For me, as the global supply chain director for USAID’s Global Health Supply Chain Program - Procurement
and Supply Management (GHSC-PSM)
project, it is an in-my-face
reminder to bring my whole self to work and to give my all to
ensure health commodities are delivered...
Posted on September 30, 2016 by
Despite the remarkable progress the world has made in its fight
against poverty, it is a challenging time to be young. Youth face
high unemployment in many parts of the world today. In Africa, for
example, young people account for 60 percent of all unemployed. The
youth unemployment rates in countries like Botswana, Republic of
the Congo, Senegal, and South Africa exceed
Making agriculture a more viable and attractive source of

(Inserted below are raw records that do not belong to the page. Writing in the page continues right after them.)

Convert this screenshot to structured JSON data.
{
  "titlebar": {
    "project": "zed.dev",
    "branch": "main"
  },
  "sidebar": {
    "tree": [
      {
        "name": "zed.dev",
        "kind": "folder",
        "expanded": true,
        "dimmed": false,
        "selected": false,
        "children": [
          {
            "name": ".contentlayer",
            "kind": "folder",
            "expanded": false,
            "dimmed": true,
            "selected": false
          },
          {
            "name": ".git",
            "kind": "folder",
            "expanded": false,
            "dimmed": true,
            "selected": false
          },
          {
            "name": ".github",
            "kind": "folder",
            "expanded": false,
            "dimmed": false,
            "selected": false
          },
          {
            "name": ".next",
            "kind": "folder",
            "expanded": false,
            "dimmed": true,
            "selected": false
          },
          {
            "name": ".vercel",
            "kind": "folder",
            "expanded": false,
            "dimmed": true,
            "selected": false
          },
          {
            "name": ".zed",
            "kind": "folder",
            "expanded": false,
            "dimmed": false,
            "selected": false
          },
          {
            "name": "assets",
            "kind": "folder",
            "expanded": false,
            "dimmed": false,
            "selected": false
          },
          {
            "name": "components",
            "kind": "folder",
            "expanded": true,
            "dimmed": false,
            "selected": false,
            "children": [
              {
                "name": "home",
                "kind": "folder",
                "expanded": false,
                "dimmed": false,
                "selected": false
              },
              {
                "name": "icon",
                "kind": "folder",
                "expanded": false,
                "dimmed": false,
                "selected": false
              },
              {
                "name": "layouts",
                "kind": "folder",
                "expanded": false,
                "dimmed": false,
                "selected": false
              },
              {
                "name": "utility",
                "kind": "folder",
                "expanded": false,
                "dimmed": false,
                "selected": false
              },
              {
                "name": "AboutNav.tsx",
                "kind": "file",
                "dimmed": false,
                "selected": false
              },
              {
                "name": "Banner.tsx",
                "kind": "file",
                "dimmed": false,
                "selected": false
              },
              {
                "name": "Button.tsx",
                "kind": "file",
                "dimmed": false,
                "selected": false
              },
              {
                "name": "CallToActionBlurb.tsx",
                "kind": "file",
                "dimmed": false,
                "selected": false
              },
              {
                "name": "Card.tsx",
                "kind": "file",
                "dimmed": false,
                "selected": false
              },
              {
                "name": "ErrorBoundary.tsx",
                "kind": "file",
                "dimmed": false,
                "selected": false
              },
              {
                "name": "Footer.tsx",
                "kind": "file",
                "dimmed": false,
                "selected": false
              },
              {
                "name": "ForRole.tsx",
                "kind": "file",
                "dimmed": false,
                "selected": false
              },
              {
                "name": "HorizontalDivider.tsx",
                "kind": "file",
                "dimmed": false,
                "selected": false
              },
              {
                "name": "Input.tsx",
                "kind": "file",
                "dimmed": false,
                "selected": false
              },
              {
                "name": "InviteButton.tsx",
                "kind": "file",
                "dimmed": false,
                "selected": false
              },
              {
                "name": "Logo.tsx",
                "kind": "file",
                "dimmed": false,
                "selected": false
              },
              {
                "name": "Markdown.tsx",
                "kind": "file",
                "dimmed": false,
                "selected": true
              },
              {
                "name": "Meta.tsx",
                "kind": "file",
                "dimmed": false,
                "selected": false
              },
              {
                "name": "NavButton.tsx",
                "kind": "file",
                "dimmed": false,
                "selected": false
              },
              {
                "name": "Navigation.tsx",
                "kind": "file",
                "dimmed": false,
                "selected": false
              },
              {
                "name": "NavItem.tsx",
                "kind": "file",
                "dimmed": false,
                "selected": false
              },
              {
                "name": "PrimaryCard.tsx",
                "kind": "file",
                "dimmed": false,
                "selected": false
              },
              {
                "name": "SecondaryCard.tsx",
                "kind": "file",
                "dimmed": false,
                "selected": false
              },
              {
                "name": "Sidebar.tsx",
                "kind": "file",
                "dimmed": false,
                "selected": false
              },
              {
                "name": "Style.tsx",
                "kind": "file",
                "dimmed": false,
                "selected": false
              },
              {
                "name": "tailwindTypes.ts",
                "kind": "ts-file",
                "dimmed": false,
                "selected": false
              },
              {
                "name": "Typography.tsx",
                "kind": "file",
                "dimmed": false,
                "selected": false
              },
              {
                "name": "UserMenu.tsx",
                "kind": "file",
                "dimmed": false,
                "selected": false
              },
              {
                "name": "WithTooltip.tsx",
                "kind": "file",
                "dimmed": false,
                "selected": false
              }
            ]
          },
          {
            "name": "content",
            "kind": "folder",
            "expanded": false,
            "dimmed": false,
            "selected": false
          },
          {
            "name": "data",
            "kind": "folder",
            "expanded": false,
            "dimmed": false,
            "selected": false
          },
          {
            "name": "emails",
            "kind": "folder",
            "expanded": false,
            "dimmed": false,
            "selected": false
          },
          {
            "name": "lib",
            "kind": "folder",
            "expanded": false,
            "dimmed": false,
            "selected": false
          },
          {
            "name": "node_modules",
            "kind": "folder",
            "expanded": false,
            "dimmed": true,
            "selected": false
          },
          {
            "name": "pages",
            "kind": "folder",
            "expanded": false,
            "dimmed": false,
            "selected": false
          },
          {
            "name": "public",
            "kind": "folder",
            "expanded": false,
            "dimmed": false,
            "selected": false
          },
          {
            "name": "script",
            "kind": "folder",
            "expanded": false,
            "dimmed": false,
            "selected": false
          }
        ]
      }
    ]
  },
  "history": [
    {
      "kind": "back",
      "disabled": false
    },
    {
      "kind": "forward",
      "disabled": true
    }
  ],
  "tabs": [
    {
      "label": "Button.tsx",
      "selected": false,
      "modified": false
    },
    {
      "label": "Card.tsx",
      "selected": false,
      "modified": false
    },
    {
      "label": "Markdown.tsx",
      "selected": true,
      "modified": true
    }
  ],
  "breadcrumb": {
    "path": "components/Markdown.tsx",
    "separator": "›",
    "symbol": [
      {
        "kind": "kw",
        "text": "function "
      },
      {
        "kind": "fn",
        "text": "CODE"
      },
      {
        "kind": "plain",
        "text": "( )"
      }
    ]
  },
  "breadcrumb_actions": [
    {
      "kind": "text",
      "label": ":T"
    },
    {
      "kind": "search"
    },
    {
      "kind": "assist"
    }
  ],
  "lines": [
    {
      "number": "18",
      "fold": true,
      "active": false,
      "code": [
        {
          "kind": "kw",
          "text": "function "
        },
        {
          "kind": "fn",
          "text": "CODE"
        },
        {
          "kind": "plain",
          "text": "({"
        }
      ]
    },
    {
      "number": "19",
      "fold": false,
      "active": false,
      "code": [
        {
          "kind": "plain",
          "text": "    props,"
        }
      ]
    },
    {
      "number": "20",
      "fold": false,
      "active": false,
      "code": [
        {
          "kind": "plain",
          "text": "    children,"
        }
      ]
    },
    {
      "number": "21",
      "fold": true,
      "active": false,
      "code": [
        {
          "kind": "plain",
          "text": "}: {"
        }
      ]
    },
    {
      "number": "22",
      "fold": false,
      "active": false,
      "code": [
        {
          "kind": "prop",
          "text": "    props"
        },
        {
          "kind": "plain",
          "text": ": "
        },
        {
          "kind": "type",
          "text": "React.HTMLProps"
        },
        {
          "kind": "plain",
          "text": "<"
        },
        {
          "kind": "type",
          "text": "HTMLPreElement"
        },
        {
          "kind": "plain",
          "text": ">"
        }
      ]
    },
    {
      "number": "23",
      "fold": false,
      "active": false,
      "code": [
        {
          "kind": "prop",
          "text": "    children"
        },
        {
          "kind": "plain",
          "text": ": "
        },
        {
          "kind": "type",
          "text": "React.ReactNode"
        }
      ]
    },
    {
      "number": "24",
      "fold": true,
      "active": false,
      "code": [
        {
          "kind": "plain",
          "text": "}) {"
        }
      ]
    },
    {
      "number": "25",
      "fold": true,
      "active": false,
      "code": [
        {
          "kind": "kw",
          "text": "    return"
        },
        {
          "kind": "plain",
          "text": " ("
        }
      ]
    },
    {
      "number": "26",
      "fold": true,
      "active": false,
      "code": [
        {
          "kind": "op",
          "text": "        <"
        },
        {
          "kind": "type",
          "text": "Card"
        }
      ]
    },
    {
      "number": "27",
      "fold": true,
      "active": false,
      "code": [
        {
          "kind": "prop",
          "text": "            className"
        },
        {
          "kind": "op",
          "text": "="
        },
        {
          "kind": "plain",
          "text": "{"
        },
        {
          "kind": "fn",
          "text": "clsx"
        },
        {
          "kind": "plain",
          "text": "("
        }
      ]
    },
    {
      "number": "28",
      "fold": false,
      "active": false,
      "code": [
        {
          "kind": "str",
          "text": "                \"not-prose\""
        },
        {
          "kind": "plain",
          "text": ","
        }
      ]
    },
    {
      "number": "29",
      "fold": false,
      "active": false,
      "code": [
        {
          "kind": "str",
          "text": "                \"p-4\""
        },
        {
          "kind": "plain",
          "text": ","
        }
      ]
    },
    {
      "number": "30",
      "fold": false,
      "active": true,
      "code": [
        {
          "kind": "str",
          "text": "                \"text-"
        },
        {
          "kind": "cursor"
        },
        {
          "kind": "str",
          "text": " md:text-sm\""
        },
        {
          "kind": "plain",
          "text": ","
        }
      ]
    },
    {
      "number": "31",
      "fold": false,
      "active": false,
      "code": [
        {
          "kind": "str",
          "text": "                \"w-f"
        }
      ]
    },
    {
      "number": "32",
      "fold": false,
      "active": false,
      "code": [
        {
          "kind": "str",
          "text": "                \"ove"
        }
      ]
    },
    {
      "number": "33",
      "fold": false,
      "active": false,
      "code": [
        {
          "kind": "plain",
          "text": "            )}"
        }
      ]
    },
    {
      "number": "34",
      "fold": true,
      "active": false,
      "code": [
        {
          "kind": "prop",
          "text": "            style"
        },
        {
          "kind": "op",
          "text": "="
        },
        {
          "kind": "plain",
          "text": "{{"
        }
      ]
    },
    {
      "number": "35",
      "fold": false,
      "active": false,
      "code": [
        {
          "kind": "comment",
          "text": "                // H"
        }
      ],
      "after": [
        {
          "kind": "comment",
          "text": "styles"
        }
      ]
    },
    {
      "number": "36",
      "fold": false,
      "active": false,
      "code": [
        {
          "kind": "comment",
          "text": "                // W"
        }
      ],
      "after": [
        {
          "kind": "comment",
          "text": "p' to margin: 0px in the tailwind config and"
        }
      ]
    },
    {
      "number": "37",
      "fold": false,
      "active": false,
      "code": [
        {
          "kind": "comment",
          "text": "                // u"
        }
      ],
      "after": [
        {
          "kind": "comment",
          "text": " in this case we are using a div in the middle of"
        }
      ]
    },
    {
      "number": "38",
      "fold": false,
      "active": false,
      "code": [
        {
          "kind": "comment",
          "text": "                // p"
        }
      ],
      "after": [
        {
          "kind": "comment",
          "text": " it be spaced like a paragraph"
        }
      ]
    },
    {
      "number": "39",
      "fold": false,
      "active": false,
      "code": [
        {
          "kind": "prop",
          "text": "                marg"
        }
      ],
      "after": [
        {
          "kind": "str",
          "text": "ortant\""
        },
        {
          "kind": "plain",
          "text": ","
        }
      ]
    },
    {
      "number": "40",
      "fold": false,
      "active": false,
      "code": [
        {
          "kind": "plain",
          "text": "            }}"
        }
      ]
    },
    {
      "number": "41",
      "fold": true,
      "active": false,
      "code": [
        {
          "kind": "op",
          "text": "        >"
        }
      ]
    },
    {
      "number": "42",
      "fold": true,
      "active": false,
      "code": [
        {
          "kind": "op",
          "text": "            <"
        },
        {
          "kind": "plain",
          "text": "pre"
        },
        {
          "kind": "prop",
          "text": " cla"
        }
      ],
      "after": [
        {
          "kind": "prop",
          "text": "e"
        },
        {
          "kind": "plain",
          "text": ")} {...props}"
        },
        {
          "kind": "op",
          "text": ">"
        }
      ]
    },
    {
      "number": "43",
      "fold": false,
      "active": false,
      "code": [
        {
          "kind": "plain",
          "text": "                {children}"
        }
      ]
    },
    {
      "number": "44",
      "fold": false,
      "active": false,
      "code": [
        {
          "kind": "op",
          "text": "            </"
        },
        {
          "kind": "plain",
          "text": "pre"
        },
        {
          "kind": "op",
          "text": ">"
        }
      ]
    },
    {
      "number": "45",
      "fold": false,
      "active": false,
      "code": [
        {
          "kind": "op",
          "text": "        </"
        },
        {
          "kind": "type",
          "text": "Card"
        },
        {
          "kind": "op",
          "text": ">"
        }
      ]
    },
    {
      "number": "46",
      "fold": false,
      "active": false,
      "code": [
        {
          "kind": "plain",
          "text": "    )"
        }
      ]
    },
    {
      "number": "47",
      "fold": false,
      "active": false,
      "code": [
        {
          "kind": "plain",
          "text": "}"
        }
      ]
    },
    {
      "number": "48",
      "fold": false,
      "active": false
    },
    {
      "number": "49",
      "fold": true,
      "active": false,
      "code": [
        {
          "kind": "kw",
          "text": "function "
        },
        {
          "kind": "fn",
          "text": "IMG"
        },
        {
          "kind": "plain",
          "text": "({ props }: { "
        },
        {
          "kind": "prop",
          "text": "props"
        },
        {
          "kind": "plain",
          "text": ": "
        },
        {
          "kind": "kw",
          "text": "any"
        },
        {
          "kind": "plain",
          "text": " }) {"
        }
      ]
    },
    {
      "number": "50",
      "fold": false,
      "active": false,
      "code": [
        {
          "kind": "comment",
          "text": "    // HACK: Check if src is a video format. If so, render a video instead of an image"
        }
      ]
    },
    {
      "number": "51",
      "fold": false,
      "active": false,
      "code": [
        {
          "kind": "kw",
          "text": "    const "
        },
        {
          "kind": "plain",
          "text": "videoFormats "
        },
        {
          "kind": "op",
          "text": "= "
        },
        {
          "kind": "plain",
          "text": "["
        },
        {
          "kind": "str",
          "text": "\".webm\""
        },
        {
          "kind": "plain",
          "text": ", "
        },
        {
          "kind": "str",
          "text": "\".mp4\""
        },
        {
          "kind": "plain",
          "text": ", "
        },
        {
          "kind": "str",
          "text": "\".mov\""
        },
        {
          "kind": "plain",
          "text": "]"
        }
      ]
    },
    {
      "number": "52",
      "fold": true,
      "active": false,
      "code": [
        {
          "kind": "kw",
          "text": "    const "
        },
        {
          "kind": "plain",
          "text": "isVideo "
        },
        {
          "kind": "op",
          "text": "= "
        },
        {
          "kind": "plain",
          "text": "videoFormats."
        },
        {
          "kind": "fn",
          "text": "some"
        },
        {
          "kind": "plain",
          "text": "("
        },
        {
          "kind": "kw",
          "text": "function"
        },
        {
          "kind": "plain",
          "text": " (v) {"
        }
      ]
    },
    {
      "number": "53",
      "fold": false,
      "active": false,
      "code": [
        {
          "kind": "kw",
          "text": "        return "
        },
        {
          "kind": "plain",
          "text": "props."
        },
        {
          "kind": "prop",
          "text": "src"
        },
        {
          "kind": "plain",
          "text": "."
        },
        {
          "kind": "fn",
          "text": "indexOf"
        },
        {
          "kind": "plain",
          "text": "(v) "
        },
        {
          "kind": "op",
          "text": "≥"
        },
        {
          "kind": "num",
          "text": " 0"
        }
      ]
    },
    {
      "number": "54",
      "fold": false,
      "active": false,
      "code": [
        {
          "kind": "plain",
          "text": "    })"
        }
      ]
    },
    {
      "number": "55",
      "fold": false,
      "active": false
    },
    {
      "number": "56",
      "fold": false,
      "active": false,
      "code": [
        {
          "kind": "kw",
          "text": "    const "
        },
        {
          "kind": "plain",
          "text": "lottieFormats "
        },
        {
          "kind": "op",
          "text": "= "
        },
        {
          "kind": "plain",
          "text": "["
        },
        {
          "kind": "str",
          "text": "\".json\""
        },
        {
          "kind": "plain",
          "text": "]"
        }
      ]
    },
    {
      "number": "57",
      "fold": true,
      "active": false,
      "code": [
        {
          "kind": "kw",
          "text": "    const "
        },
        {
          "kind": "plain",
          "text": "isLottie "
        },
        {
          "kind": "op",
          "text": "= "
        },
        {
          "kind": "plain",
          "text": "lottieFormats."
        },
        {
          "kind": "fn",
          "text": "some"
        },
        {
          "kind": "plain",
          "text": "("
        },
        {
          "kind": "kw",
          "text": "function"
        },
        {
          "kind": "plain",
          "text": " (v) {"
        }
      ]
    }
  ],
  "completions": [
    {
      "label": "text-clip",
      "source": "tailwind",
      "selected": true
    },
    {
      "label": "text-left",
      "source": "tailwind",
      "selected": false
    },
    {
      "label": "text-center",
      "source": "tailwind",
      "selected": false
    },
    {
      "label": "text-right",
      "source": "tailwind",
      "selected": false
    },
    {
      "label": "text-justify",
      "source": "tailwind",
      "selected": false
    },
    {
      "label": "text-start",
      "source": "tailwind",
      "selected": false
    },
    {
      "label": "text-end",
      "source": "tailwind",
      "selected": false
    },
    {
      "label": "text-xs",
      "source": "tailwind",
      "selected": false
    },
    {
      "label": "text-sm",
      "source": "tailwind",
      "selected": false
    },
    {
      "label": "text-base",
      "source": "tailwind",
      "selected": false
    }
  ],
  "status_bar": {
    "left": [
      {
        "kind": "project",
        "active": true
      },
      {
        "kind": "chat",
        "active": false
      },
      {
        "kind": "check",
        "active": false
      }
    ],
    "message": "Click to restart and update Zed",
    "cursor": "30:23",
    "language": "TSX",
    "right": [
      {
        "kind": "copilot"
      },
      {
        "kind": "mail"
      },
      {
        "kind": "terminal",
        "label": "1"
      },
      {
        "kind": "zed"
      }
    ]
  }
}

tomorrow's jobs is critical to young people’s...
Posted on September 26, 2016 by
Today you may have noticed that Chemonics looks a little
different. We have a new look and logo, which you can see on our
website, our social media channels, and, of course, here on our
blog. The new logo retains the heart of our old logo—the compass
rose—and updates it to align more with who we are today.
Another new addition is our tagline: development works here. We
have never had a tagline before, but we felt that now was the right
moment to share with the world what is important to us and...
Posted on September 22, 2016 by
What is financial
Financial inclusion seeks to increase the number of individuals
who are able to access formal financial services, with a focus on
providing access to marginalized populations such as youth or
women. According to the World Bank
, almost 40 percent of the adults in
the world do not use formal financial services, such as licensed
commercial and development banks, savings and loan companies, and
deposit-taking entities. The majority of the individuals who do not
Posted on September 21, 2016 by
Fatima Ahmed is Chemonics' gender focal point for the
USAID Strengthening Somali Governance (SSG)
Why is social inclusion
important for the development of Somalia?
crime rate in Somalia remains high, and weak government
institutions often fail to bring justice. The marginalized
populations in our society, such as youth, persons with
disabilities, persons living with HIV, internally displaced persons
(mostly women and children), and the poor, are often ignored by our
Posted on September 16, 2016 by
This post originally appeared on SEEP's blog
Chemonics is a proud member of SEEP.
Have you ever wondered if there is a better way to expand and
deepen financial inclusion? Have you tried forming innovative
partnerships or using digital technology?
Financial inclusion is a building block of strong economies
throughout the world. However, in many developing countries, we
consistently see constraints to financial inclusion. For example,
financial service providers do not provide services in...
Posted on September 14, 2016 by
Over the past few decades, international development actors have
sought models from outside of the traditional donor-implementer
paradigm, understanding that innovation in development comes from
cooperation and learning. In an attempt to tear down the silos of
business, government, and NGOs, the international development
community has called on strategies employed by tech incubators and
accelerators to create new ways to identify, fund, and implement
technologies, strategies, and products that...
Posted on September 12, 2016 by
This blog post originally appeared on SEEP's blog
Chemonics is a proud member of SEEP.
Picture this: Your market development program is going well.
Your strategy aligns with the national government’s objectives.
Your donor is happy. Business owners are happy. People are getting
jobs and earning income. The market is growing.
And then a crisis hits. The market dries up. Job growth grinds
to a halt. The government changes its strategy.
What do you
Market development can be challenging in the best...
Posted on September 8, 2016 by
Reading is essential for learning across all academic subject
areas. As children progress through school, schools, teachers, and
communities must help them to become critical and independent
readers and learners. Their future depends on it. This is why USAID
and its partners, like Chemonics, aim to improve literacy for 100
Research suggests that we have a good understanding of what
children need to become proficient readers. USAID’s approach to
reading instruction is based on...